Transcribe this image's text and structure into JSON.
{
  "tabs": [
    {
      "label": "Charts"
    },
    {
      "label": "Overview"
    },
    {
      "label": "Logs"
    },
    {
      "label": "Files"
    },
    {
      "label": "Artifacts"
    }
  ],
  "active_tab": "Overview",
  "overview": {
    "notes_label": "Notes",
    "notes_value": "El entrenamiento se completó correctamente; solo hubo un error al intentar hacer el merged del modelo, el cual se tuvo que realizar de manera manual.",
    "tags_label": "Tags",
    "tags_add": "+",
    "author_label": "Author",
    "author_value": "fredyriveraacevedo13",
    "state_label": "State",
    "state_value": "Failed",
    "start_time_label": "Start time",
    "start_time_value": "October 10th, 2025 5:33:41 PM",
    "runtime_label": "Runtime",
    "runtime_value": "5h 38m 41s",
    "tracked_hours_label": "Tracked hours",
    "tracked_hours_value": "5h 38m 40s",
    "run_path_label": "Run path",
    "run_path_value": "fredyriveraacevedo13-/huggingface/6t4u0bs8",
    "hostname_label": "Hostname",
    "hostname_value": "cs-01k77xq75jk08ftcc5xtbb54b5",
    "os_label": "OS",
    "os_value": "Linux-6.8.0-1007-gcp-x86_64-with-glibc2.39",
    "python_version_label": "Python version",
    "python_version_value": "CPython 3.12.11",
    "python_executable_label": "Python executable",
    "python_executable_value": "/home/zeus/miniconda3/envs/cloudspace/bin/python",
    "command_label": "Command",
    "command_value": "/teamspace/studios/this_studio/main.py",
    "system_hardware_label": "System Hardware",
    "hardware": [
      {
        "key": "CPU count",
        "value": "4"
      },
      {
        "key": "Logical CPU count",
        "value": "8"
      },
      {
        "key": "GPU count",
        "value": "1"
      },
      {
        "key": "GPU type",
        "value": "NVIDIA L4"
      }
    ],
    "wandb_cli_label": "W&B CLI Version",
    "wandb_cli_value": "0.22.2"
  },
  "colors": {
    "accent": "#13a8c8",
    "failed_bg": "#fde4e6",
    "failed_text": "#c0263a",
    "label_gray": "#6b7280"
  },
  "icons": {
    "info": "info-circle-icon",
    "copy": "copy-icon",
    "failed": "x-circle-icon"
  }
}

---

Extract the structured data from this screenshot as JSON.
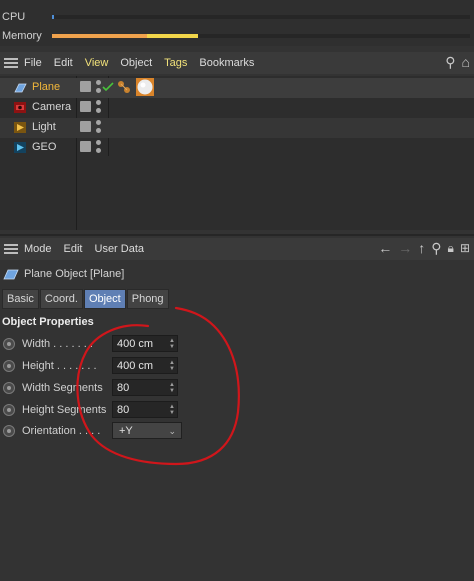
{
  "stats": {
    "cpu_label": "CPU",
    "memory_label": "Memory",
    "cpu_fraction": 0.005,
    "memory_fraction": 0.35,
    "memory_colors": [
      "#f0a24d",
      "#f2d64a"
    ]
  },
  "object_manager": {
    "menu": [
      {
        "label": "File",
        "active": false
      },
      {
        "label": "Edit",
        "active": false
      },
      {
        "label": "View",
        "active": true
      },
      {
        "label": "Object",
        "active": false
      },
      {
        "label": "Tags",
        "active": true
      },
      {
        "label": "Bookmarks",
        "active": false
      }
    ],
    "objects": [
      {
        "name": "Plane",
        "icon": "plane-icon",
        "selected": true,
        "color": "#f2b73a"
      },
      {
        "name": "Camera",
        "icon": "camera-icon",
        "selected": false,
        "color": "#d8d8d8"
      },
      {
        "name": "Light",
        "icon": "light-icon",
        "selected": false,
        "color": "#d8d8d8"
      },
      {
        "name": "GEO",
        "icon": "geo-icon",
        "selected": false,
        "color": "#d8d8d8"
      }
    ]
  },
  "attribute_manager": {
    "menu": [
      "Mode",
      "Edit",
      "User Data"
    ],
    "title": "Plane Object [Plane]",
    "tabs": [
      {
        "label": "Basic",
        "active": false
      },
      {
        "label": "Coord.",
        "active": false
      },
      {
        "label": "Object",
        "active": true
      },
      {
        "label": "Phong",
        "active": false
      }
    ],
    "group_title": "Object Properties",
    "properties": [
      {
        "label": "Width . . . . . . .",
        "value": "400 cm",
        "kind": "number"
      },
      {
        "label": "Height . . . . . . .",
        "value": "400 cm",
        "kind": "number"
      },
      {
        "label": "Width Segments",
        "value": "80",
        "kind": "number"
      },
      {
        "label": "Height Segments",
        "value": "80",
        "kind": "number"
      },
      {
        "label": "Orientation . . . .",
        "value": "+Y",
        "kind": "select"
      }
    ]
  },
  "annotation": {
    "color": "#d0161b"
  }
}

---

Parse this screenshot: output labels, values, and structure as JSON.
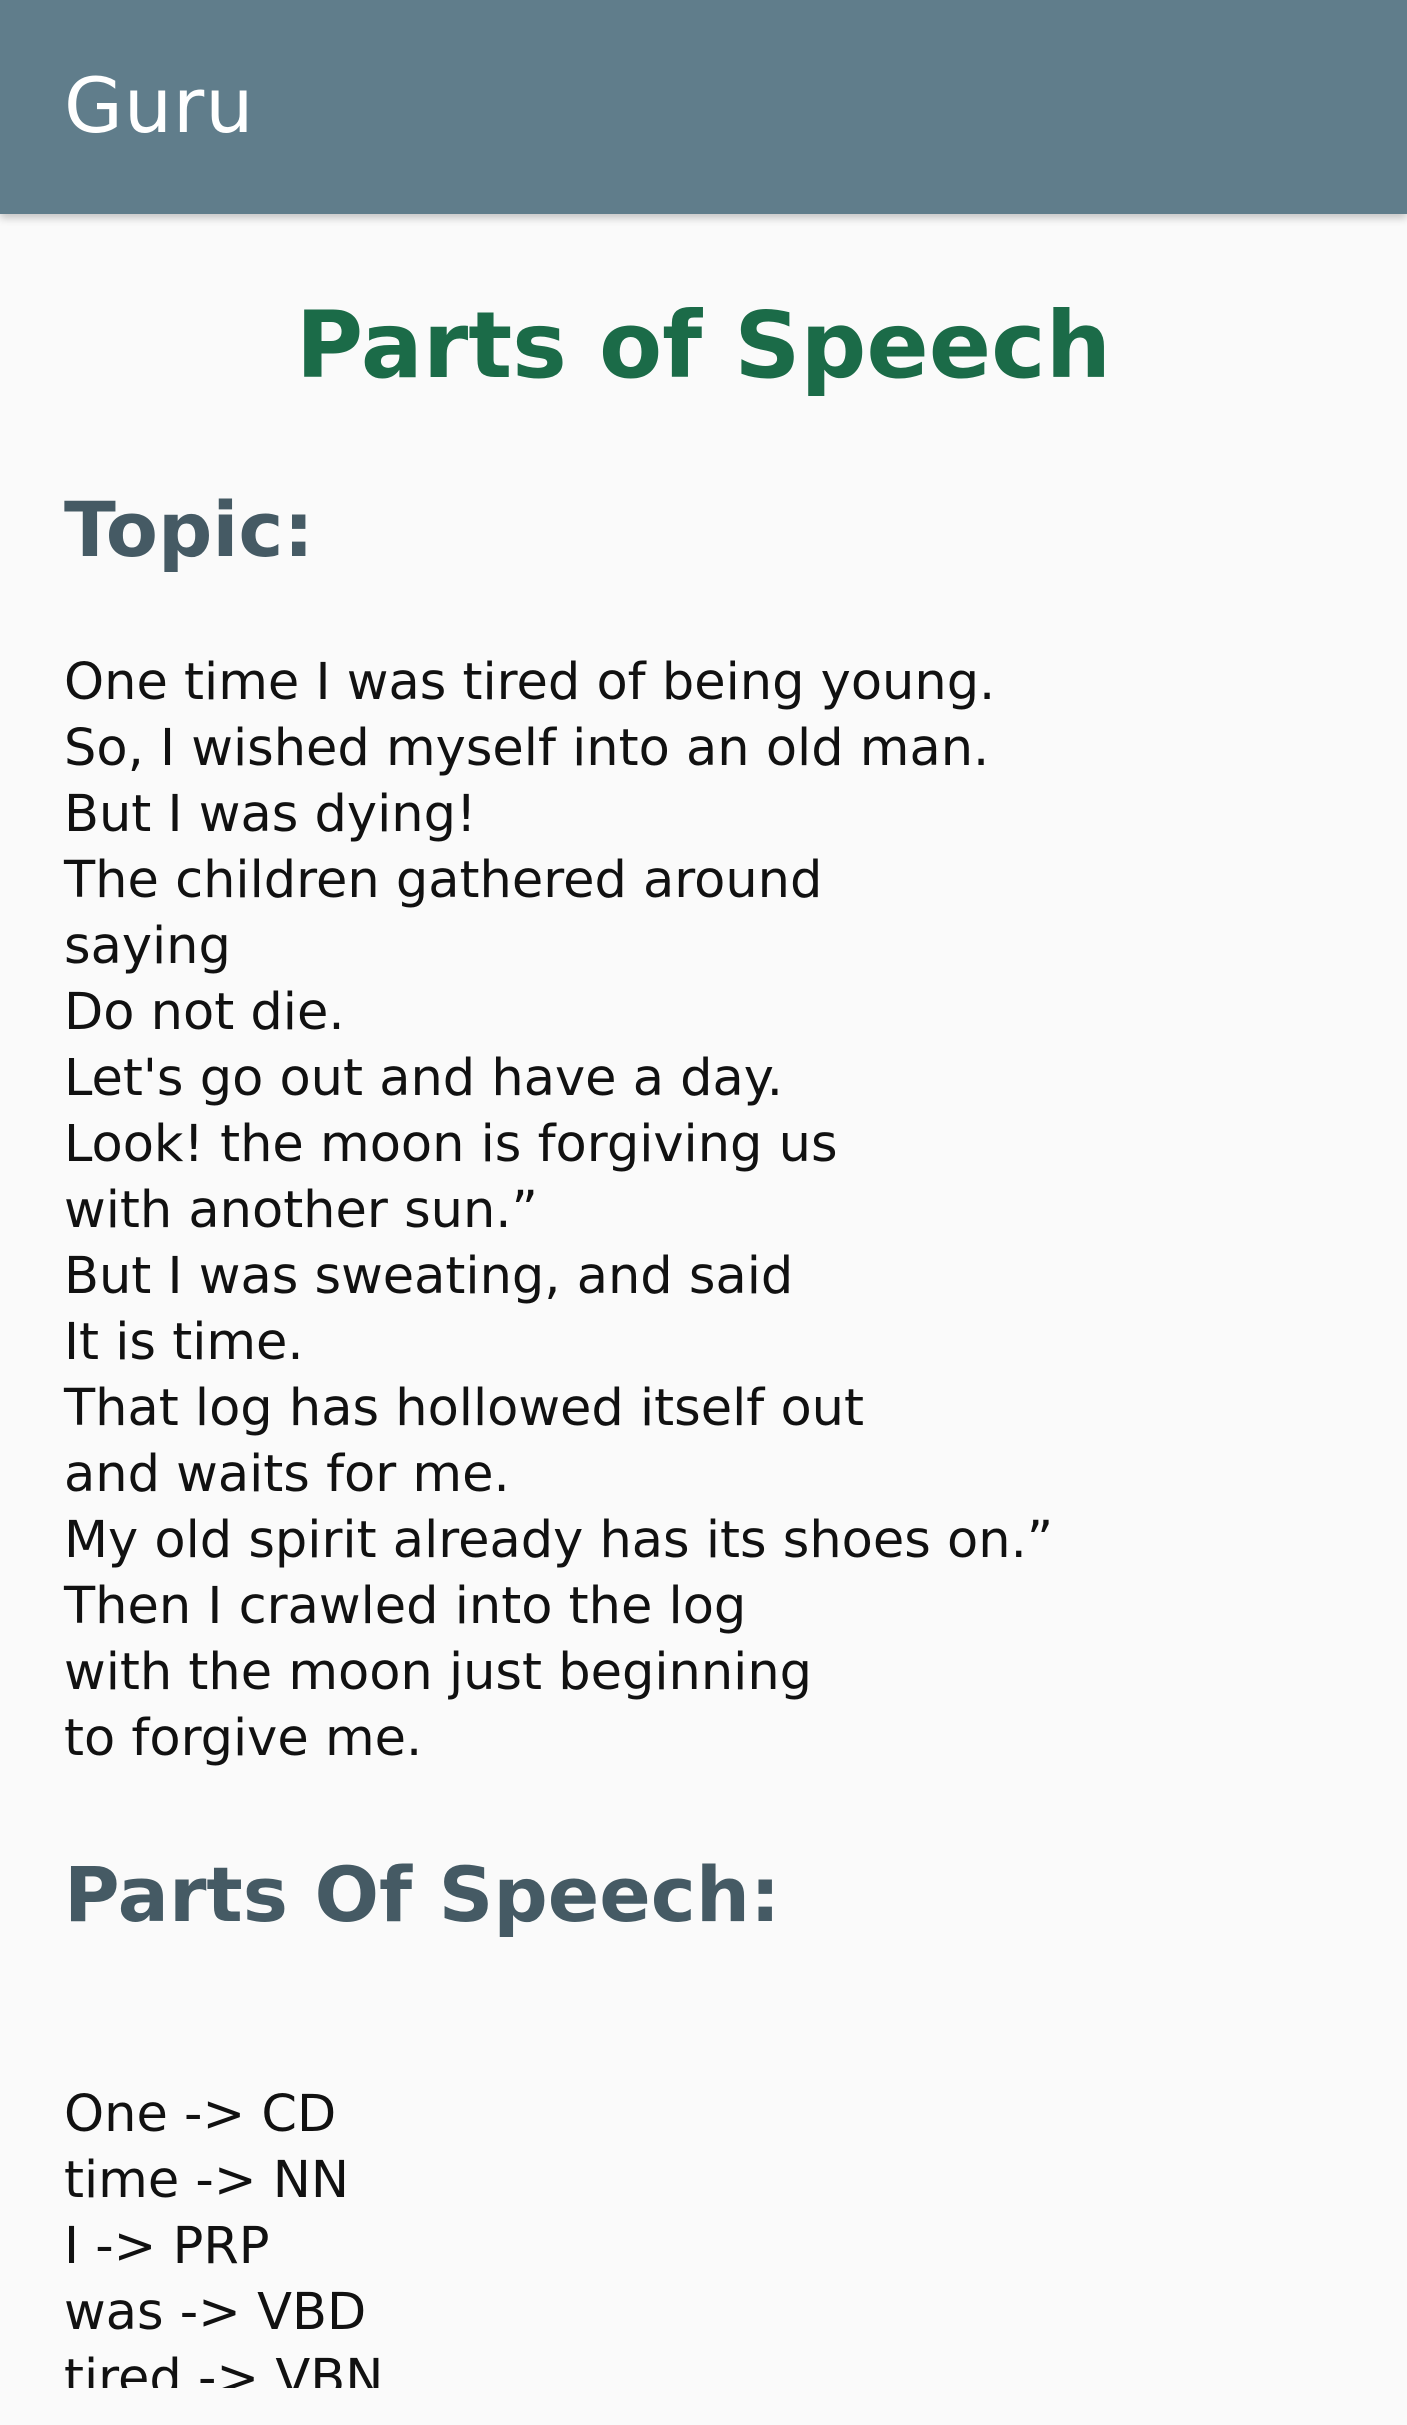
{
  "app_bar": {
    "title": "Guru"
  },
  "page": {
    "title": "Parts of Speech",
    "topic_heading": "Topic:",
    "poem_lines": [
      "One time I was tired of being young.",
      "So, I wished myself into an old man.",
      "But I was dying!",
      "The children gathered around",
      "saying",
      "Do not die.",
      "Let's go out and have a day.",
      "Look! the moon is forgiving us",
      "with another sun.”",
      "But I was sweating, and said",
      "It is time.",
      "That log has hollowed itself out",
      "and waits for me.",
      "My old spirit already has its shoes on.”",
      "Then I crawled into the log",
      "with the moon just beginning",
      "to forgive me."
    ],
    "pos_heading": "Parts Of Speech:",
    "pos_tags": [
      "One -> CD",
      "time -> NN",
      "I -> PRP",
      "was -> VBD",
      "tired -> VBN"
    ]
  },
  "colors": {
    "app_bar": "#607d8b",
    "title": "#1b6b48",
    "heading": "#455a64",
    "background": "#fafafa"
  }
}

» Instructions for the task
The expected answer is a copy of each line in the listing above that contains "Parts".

» Final answer
    "title": "Parts of Speech",
    "pos_heading": "Parts Of Speech:",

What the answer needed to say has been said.